The case of People v. Timmsen addressed whether a police officer had reasonable suspicion to initiate a traffic stop on a vehicle that made a lawful U-turn within 50 feet of a police safety checkpoint. At play were an individual’s right to privacy versus the government’s ability to effectively conduct police powers. The Third District Appellate Court ruled that avoiding police in a lawful manner does not create reasonable, articulable suspicion that a criminal offense did or is likely to occur, and thus does not create a basis, in itself, for a person to be stopped by police.
Reasonable suspicion to effectuate a stop of a person or vehicle is commonly referred to as a Terry stop (named after the famous Supreme Court decision from Terry v. Ohio). A Terry stop requires a lesser standard than is required to arrest a person, which requires probable cause. However, if there is not a sufficient basis to conduct the Terry stop in the first place, anything the officer finds will be suppressed and excluded from any judicial proceeding against a defendant, even if the officer establishes probable cause to make the arrest based on what is discovered during the stop. In the Timmsen case, the majority held that merely avoiding interaction with the police is not a crime, it is not indicative of a crime, and it is not reasonable and articulable grounds to believe criminal activity is afoot. Had the driver broken the law in avoiding the police checkpoint, however, such conduct would have seemingly arose to the level of reasonable suspicion.

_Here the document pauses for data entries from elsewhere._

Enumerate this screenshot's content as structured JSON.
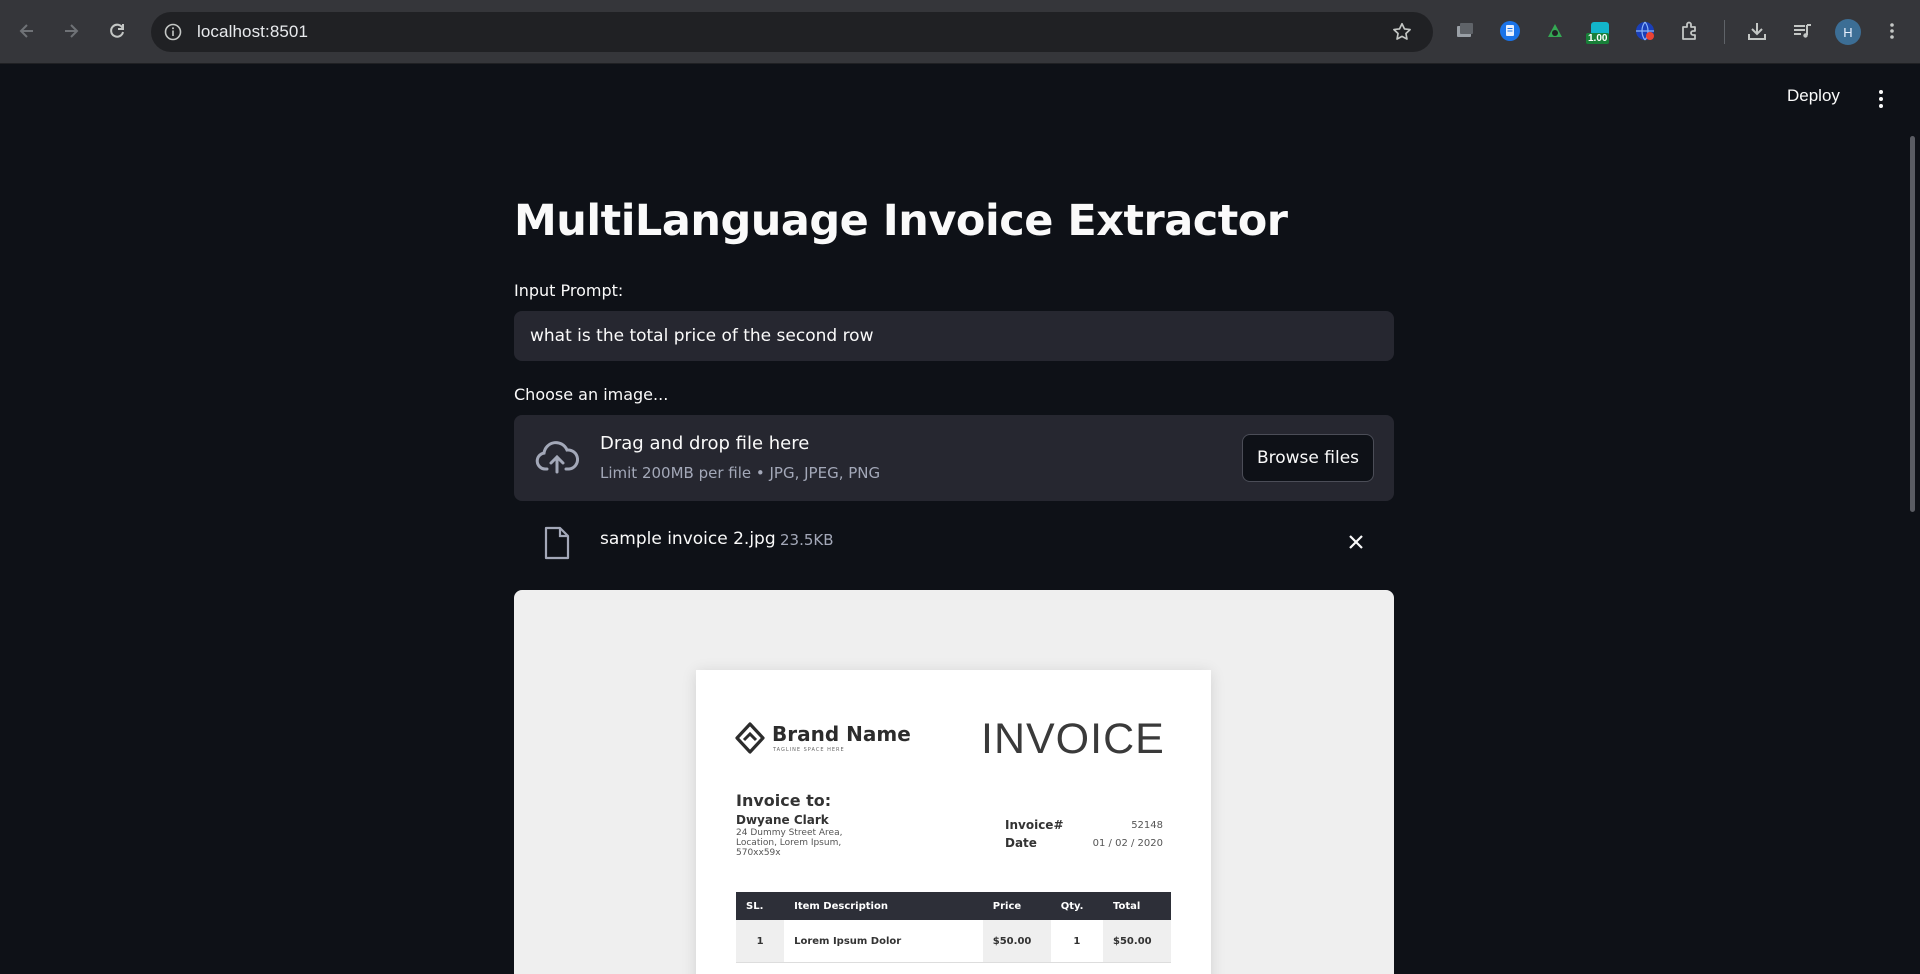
{
  "browser": {
    "url": "localhost:8501",
    "extension_badge": "1.00",
    "profile_initial": "H",
    "icons": [
      "back-arrow-icon",
      "forward-arrow-icon",
      "reload-icon",
      "site-info-icon",
      "bookmark-star-icon",
      "tab-search-icon",
      "docs-extension-icon",
      "extension-green-icon",
      "extension-counter-icon",
      "extension-globe-icon",
      "puzzle-extensions-icon",
      "download-icon",
      "media-playlist-icon",
      "chrome-menu-icon"
    ]
  },
  "app": {
    "deploy_label": "Deploy",
    "title": "MultiLanguage Invoice Extractor",
    "prompt_label": "Input Prompt:",
    "prompt_value": "what is the total price of the second row",
    "uploader_label": "Choose an image...",
    "drop_title": "Drag and drop file here",
    "drop_limit": "Limit 200MB per file • JPG, JPEG, PNG",
    "browse_label": "Browse files",
    "file_name": "sample invoice 2.jpg",
    "file_size": "23.5KB"
  },
  "invoice_image": {
    "brand_name": "Brand Name",
    "brand_tagline": "TAGLINE SPACE HERE",
    "heading": "INVOICE",
    "to_label": "Invoice to:",
    "to_name": "Dwyane Clark",
    "to_address": "24 Dummy Street Area, Location, Lorem Ipsum, 570xx59x",
    "invoice_no_label": "Invoice#",
    "invoice_no": "52148",
    "date_label": "Date",
    "date": "01 / 02 / 2020",
    "columns": [
      "SL.",
      "Item Description",
      "Price",
      "Qty.",
      "Total"
    ],
    "rows": [
      [
        "1",
        "Lorem Ipsum Dolor",
        "$50.00",
        "1",
        "$50.00"
      ]
    ]
  },
  "colors": {
    "app_background": "#0e1117",
    "input_background": "#262730",
    "browser_toolbar": "#35363a"
  }
}
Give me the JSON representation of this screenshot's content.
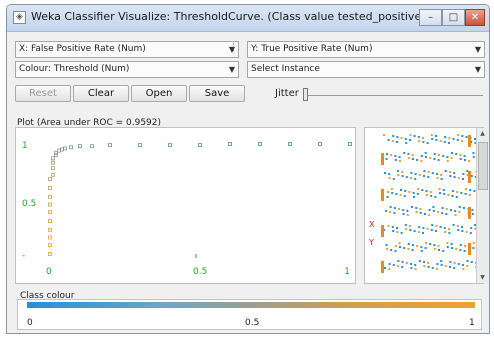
{
  "window": {
    "title": "Weka Classifier Visualize: ThresholdCurve. (Class value tested_positive)",
    "minimize": "–",
    "maximize": "□",
    "close": "✕"
  },
  "selectors": {
    "x_axis": "X: False Positive Rate (Num)",
    "y_axis": "Y: True Positive Rate (Num)",
    "colour": "Colour: Threshold (Num)",
    "instance": "Select Instance"
  },
  "buttons": {
    "reset": "Reset",
    "clear": "Clear",
    "open": "Open",
    "save": "Save"
  },
  "jitter": {
    "label": "Jitter",
    "value": 0
  },
  "plot": {
    "label": "Plot (Area under ROC = 0.9592)"
  },
  "chart_data": {
    "type": "scatter",
    "title": "",
    "xlabel": "",
    "ylabel": "",
    "xlim": [
      0,
      1
    ],
    "ylim": [
      0,
      1
    ],
    "x_ticks": [
      "0",
      "0.5",
      "1"
    ],
    "y_ticks": [
      "1",
      "0.5"
    ],
    "series": [
      {
        "points_x": [
          0,
          0,
          0,
          0,
          0,
          0,
          0,
          0,
          0,
          0,
          0.01,
          0.01,
          0.01,
          0.01,
          0.02,
          0.02,
          0.03,
          0.04,
          0.05,
          0.07,
          0.1,
          0.14,
          0.2,
          0.3,
          0.4,
          0.5,
          0.6,
          0.7,
          0.8,
          0.9,
          1.0
        ],
        "points_y": [
          0.0,
          0.08,
          0.15,
          0.22,
          0.3,
          0.38,
          0.45,
          0.52,
          0.6,
          0.68,
          0.72,
          0.78,
          0.83,
          0.87,
          0.9,
          0.92,
          0.94,
          0.95,
          0.96,
          0.97,
          0.98,
          0.98,
          0.99,
          0.99,
          0.99,
          0.99,
          1.0,
          1.0,
          1.0,
          1.0,
          1.0
        ]
      }
    ]
  },
  "side_panel": {
    "labels": [
      "X",
      "Y"
    ]
  },
  "colour_bar": {
    "label": "Class colour",
    "ticks": [
      "0",
      "0.5",
      "1"
    ],
    "start_color": "#2a8fd8",
    "end_color": "#f0a030"
  }
}
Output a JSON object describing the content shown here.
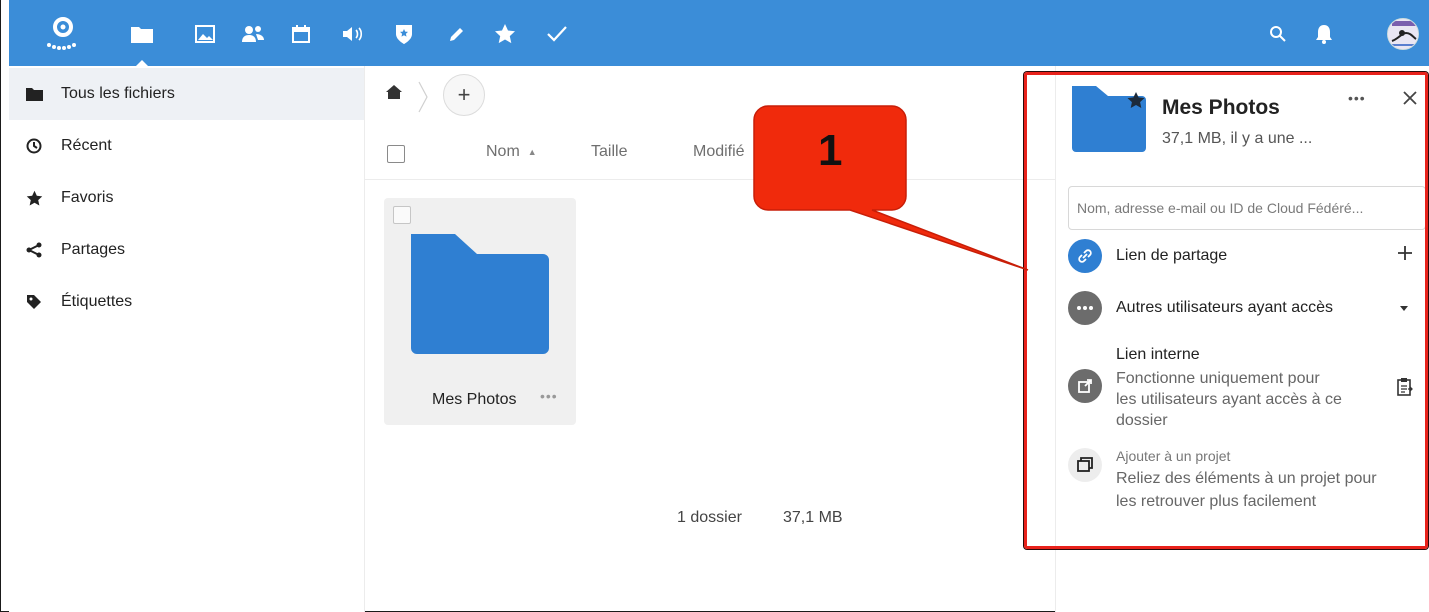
{
  "header": {
    "app_icons": [
      "files-icon",
      "photos-icon",
      "contacts-icon",
      "calendar-icon",
      "talk-icon",
      "passwords-icon",
      "notes-icon",
      "favorites-icon",
      "tasks-icon"
    ],
    "brand_color": "#3b8dd8"
  },
  "sidebar": {
    "items": [
      {
        "label": "Tous les fichiers",
        "icon": "folder-icon",
        "active": true
      },
      {
        "label": "Récent",
        "icon": "clock-icon"
      },
      {
        "label": "Favoris",
        "icon": "star-icon"
      },
      {
        "label": "Partages",
        "icon": "share-icon"
      },
      {
        "label": "Étiquettes",
        "icon": "tag-icon"
      }
    ]
  },
  "main": {
    "columns": {
      "name": "Nom",
      "size": "Taille",
      "modified": "Modifié"
    },
    "files": [
      {
        "name": "Mes Photos",
        "type": "folder"
      }
    ],
    "summary": {
      "folders": "1 dossier",
      "size": "37,1 MB"
    }
  },
  "panel": {
    "title": "Mes Photos",
    "subtitle": "37,1 MB, il y a une ...",
    "share_placeholder": "Nom, adresse e-mail ou ID de Cloud Fédéré...",
    "share_link_label": "Lien de partage",
    "others_label": "Autres utilisateurs ayant accès",
    "internal_link": {
      "title": "Lien interne",
      "line1": "Fonctionne uniquement pour",
      "line2": "les utilisateurs ayant accès à ce",
      "line3": "dossier"
    },
    "project": {
      "small": "Ajouter à un projet",
      "line1": "Reliez des éléments à un projet pour",
      "line2": "les retrouver plus facilement"
    },
    "highlight_color": "#e8221b"
  },
  "callout": {
    "number": "1",
    "color": "#f02a0c"
  }
}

An elaborate dissent was issued with the Timmsen decision that challenged the principle that lawful activity cannot give rise to reasonable suspicion and cited other situations where Terry stops were held proper where drivers were similarly avoiding contact with police officers. While the Timmsen decision is at this point binding on all Illinois trial courts, there is a possibility that one or more other appellate districts could rule differently and the possibility that the Illinois Supreme Court or even the United States Supreme Court could overturn the decision on further appeal. We will continue to monitor the issue as it may proceed through the court system.
Author: William C. Westfall